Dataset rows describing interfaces
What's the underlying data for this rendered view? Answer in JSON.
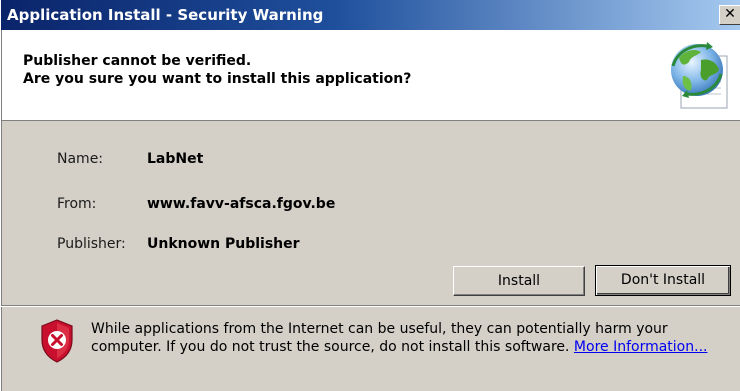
{
  "window": {
    "title": "Application Install - Security Warning",
    "close_glyph": "✕"
  },
  "header": {
    "line1": "Publisher cannot be verified.",
    "line2": "Are you sure you want to install this application?",
    "icon": "globe-icon"
  },
  "details": {
    "name_label": "Name:",
    "name_value": "LabNet",
    "from_label": "From:",
    "from_value": "www.favv-afsca.fgov.be",
    "publisher_label": "Publisher:",
    "publisher_value": "Unknown Publisher"
  },
  "buttons": {
    "install": "Install",
    "dont_install": "Don't Install"
  },
  "warning": {
    "icon": "shield-warning-icon",
    "line1": "While applications from the Internet can be useful, they can potentially harm your",
    "line2_prefix": "computer. If you do not trust the source, do not install this software. ",
    "link": "More Information..."
  },
  "colors": {
    "titlebar_start": "#0a246a",
    "titlebar_end": "#a6caf0",
    "dialog_bg": "#d4d0c8",
    "link": "#0000ee",
    "shield_red": "#c8102e"
  }
}
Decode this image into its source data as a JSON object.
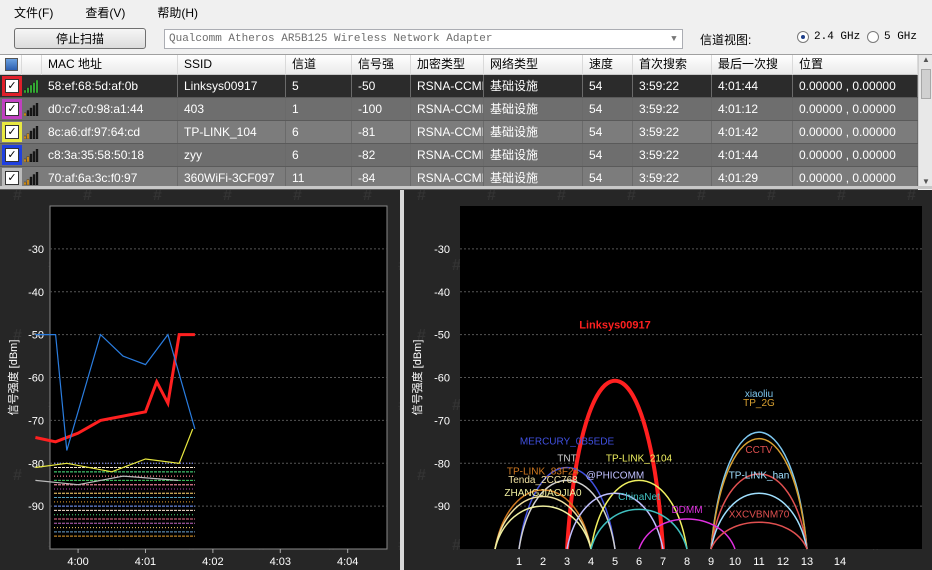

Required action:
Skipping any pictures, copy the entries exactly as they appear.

Written solution:
What's the underlying data for this rendered view? Answer in JSON.
{
  "window": {
    "title": "Application Install - Security Warning",
    "close_glyph": "✕"
  },
  "header": {
    "line1": "Publisher cannot be verified.",
    "line2": "Are you sure you want to install this application?",
    "icon": "globe-icon"
  },
  "details": {
    "name_label": "Name:",
    "name_value": "LabNet",
    "from_label": "From:",
    "from_value": "www.favv-afsca.fgov.be",
    "publisher_label": "Publisher:",
    "publisher_value": "Unknown Publisher"
  },
  "buttons": {
    "install": "Install",
    "dont_install": "Don't Install"
  },
  "warning": {
    "icon": "shield-warning-icon",
    "line1": "While applications from the Internet can be useful, they can potentially harm your",
    "line2_prefix": "computer. If you do not trust the source, do not install this software. ",
    "link": "More Information..."
  },
  "colors": {
    "titlebar_start": "#0a246a",
    "titlebar_end": "#a6caf0",
    "dialog_bg": "#d4d0c8",
    "link": "#0000ee",
    "shield_red": "#c8102e"
  }
}
Decode this image into its source data as a JSON object.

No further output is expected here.